• **Problem to solve**: Pull every "Policies" line out of the data below.

[Website and app data records]
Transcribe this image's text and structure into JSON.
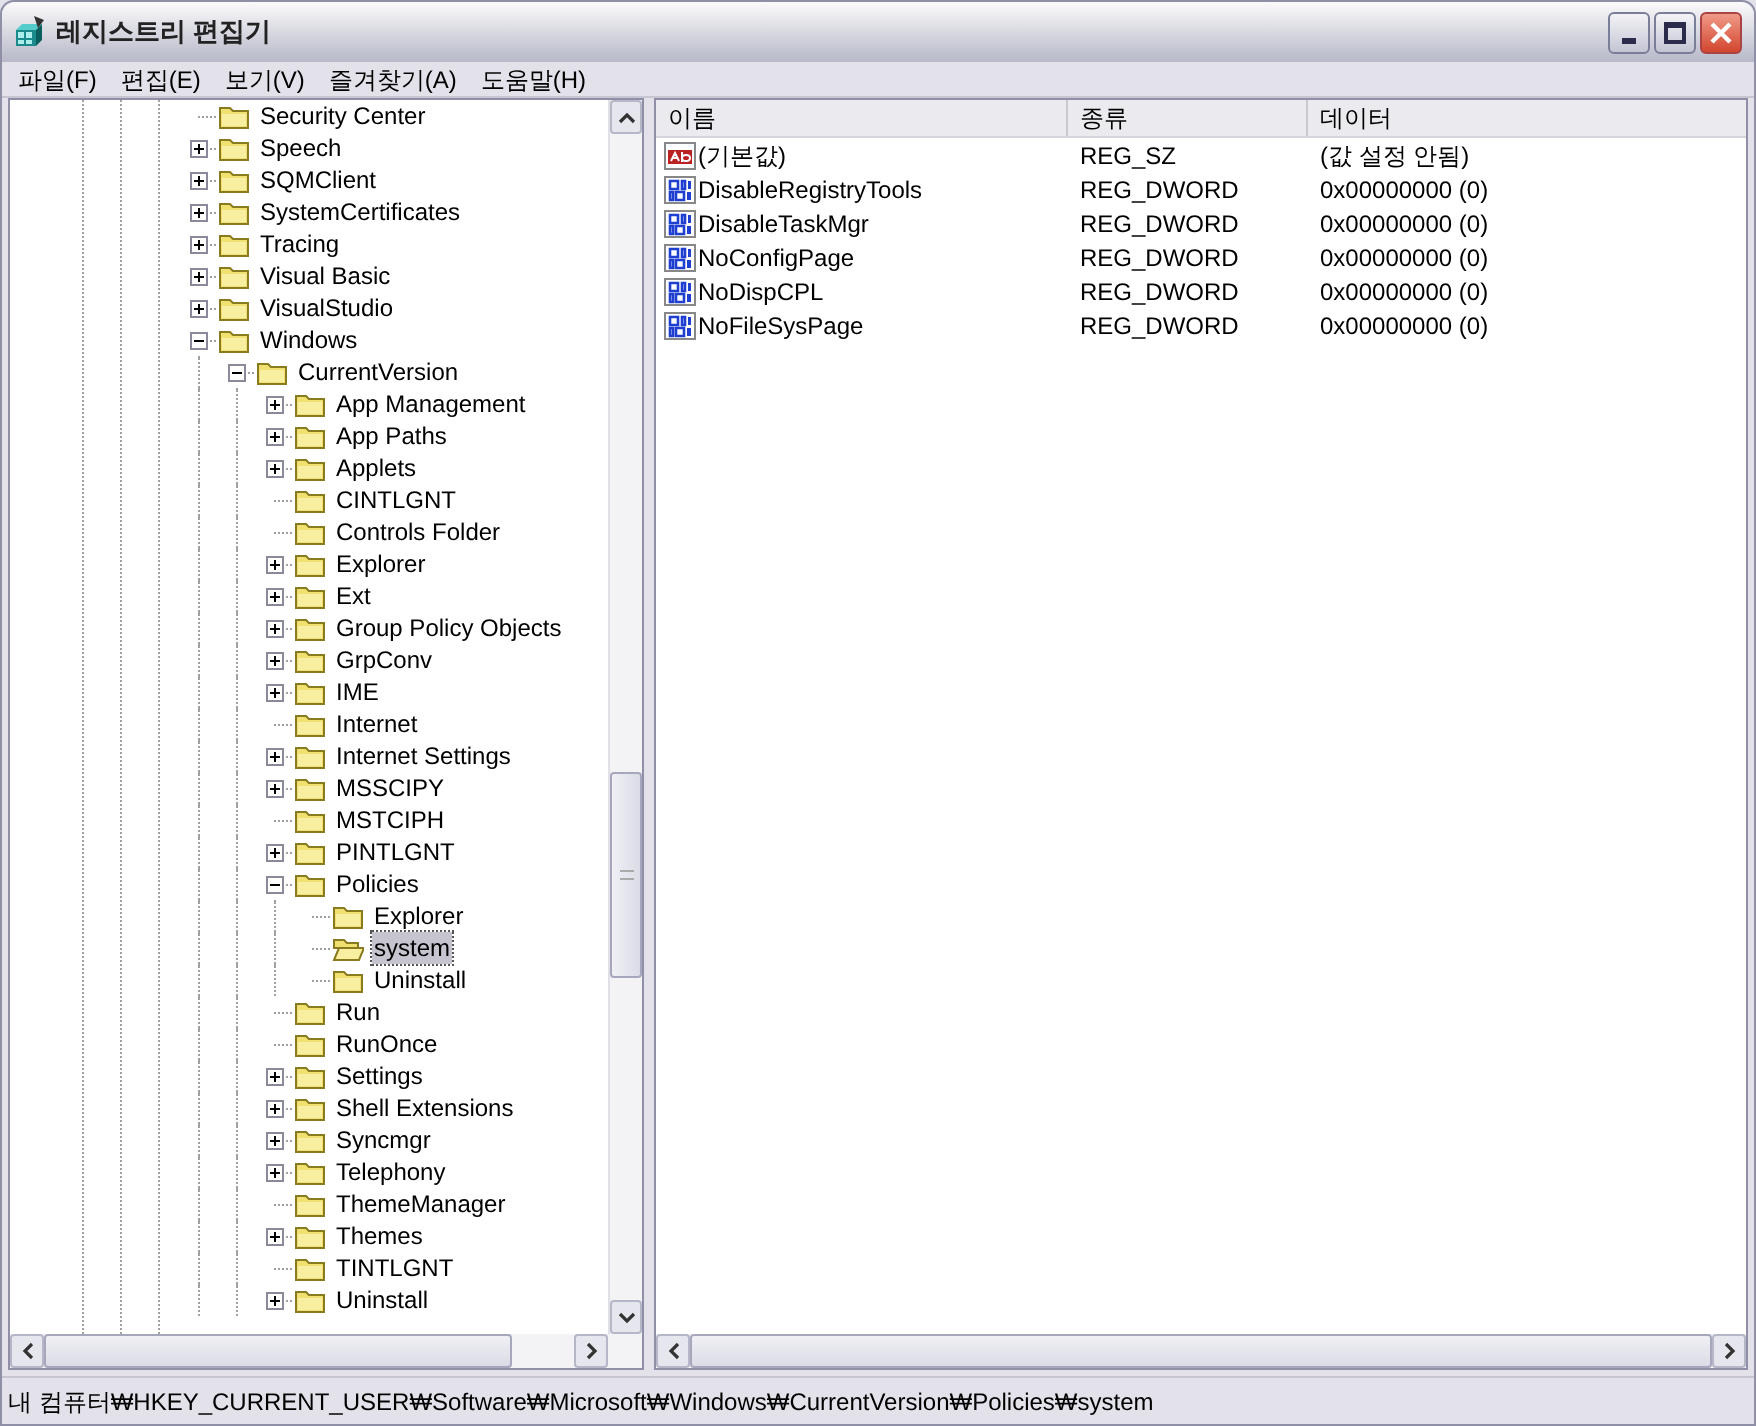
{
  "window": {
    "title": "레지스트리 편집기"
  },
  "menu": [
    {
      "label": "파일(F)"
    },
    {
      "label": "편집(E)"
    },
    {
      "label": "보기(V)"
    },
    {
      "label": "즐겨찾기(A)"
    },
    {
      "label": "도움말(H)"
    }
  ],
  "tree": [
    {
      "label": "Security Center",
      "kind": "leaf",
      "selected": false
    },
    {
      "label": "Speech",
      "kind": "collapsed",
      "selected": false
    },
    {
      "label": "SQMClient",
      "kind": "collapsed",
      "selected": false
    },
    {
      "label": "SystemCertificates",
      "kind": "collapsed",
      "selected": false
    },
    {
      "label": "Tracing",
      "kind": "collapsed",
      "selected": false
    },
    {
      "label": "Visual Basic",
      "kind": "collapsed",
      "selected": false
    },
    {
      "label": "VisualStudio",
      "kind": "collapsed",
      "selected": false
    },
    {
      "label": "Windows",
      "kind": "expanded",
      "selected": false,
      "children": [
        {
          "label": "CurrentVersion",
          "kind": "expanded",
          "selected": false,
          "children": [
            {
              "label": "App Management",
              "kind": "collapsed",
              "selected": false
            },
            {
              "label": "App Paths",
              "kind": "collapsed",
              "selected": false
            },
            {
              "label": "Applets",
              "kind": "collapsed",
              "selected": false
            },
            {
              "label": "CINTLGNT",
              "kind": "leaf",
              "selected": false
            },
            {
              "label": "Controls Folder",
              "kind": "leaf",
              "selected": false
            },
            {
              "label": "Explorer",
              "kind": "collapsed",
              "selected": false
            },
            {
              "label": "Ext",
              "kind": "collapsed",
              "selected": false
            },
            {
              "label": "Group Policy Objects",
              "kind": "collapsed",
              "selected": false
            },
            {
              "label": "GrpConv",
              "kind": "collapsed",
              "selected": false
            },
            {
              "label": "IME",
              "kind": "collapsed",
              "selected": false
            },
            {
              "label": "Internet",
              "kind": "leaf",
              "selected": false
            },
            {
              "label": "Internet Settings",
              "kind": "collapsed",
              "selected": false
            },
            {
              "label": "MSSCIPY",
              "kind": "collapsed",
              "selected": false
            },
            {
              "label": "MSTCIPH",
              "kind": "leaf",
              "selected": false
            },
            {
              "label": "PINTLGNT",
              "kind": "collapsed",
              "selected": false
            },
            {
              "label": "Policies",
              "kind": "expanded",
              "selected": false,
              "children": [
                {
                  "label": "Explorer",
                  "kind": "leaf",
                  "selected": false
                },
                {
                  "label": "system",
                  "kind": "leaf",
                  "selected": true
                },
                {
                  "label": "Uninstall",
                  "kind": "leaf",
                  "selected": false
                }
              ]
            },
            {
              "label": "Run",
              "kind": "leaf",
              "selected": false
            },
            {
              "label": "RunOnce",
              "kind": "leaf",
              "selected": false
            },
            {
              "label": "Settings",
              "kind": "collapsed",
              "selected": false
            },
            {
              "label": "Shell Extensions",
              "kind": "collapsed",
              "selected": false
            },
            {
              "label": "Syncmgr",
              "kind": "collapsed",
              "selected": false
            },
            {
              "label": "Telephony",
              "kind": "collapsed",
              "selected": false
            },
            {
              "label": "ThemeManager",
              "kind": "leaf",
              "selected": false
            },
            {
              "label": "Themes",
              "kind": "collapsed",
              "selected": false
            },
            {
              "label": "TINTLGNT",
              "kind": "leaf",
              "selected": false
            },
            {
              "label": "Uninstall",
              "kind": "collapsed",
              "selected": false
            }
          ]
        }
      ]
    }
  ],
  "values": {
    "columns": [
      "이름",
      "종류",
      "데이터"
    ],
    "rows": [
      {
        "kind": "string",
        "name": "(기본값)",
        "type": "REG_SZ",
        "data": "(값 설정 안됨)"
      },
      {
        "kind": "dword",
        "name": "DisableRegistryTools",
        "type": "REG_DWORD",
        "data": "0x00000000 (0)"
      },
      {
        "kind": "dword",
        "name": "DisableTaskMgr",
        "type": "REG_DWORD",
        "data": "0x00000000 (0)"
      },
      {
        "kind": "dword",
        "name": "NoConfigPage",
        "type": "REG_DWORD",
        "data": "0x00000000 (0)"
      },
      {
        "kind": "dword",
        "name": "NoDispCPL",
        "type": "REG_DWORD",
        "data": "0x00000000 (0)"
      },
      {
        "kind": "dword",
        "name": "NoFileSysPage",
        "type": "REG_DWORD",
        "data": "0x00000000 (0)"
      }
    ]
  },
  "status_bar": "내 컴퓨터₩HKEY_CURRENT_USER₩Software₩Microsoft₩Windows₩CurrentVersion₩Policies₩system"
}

• **Exercise solution**:
              "label": "Policies",
  "status_bar": "내 컴퓨터₩HKEY_CURRENT_USER₩Software₩Microsoft₩Windows₩CurrentVersion₩Policies₩system"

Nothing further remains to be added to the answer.